Historical Aspects, a Scientific Version

PDE was discovered in 1954 when Hunt and colleagues first described it as the prototypical metabolic epileptic encephalopathy that is unresponsive to anti-seizure drugs, but generally successfully controlled with a vitamin B6 (pyridoxin). The patients commonly present with medication‐resistant neonatal seizures that may lead to status epilepticus and that come under control only with the addition of pharmacologic doses of pyridoxine. Hence, these individuals are dependent on the vitamin; they are not deficient. Indeed, clinical pyridoxine deficiency is rare, with an incidence of 0.23 cases/100 000 person‐year in US military personal; significant deficiency is associated with irritability, abdominal pain, insomnia, weakness, and difficulty with ambulation. In childhood, the most often cited example was iatrogenic pyridoxine deficiency secondary to an error in the manufacturing of infant formula, which led to an epileptic encephalopathy quite similar to the neonatal presentation of PDE. Importantly, a pyridoxine deficiency may be induced by treatment with isoniazid, and pyridoxine is the antidote for isoniazid overdose. Prior to the discovery of the genetic etiologies of the now three established forms of PDE, the disorder could only be clinically proven by withdrawing the vitamin from a patient. 

Historical Aspects, a Simplified Version

Pyridoxine-Dependent Epilepsy (PDE) is a type of epilepsy that was first reported in 1954. It’s often seen as a unique form of epilepsy that doesn’t respond well to regular seizure medications but can be successfully treated with high doses of vitamin B6 (pyridoxine). People with PDE usually experience seizures that are difficult to control with regular drugs, especially during the neonatal period.

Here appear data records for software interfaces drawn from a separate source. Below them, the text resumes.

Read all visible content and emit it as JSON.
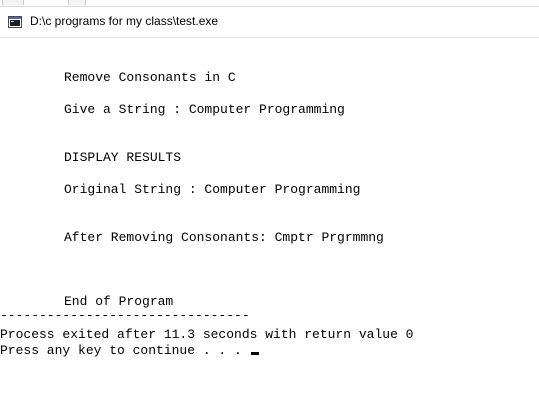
{
  "window": {
    "title": "D:\\c programs for my class\\test.exe",
    "icon": "console-app-icon"
  },
  "console": {
    "heading": "Remove Consonants in C",
    "prompt": "Give a String : Computer Programming",
    "results_header": "DISPLAY RESULTS",
    "original": "Original String : Computer Programming",
    "after": "After Removing Consonants: Cmptr Prgrmmng",
    "end": "End of Program",
    "separator": "--------------------------------",
    "process_exit": "Process exited after 11.3 seconds with return value 0",
    "press_key": "Press any key to continue . . . "
  }
}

The addition of large amounts of pyridoxine to their treatment plan helps bring these seizures under control. Long-term management involves daily high doses of pyridoxine.

It’s important to note that individuals with PDE are not deficient in vitamin B6; instead, they are dependent on it for seizure control. Actual vitamin B6 deficiency is rare and can lead to symptoms like irritability, abdominal pain, insomnia, weakness, and difficulty walking. In the past, some cases of PDE were mistakenly induced by errors in infant formula manufacturing, causing symptoms similar to neonatal PDE.

Before the discovery of the genetic causes of PDE, the only way to confirm the diagnosis was to withdraw pyridoxine from a successfully treated patient, leading to the reappearance of seizures. Nowadays, with increased awareness of PDE, many patients are proactively treated with pyridoxine, and diagnosis can be confirmed through biomarkers or genetic testing. Some patients respond well to pyridoxine and don’t experience seizures even after the vitamin is withdrawn, suggesting that pyridoxine may have inherent antiseizure effects. Studies have reported the effectiveness of pyridoxine in treating seizures in certain genetic conditions like mutations in KCNQ2 and in some cases of infantile spasms.

The follow up Blog will be Titled: The Three Established Forms of PDE

Leave a Reply

Your email address will not be published. Required fields are marked *

© 2023 Cure PDE Foundation | All Rights Reserved | Terms of Use | Privacy Policy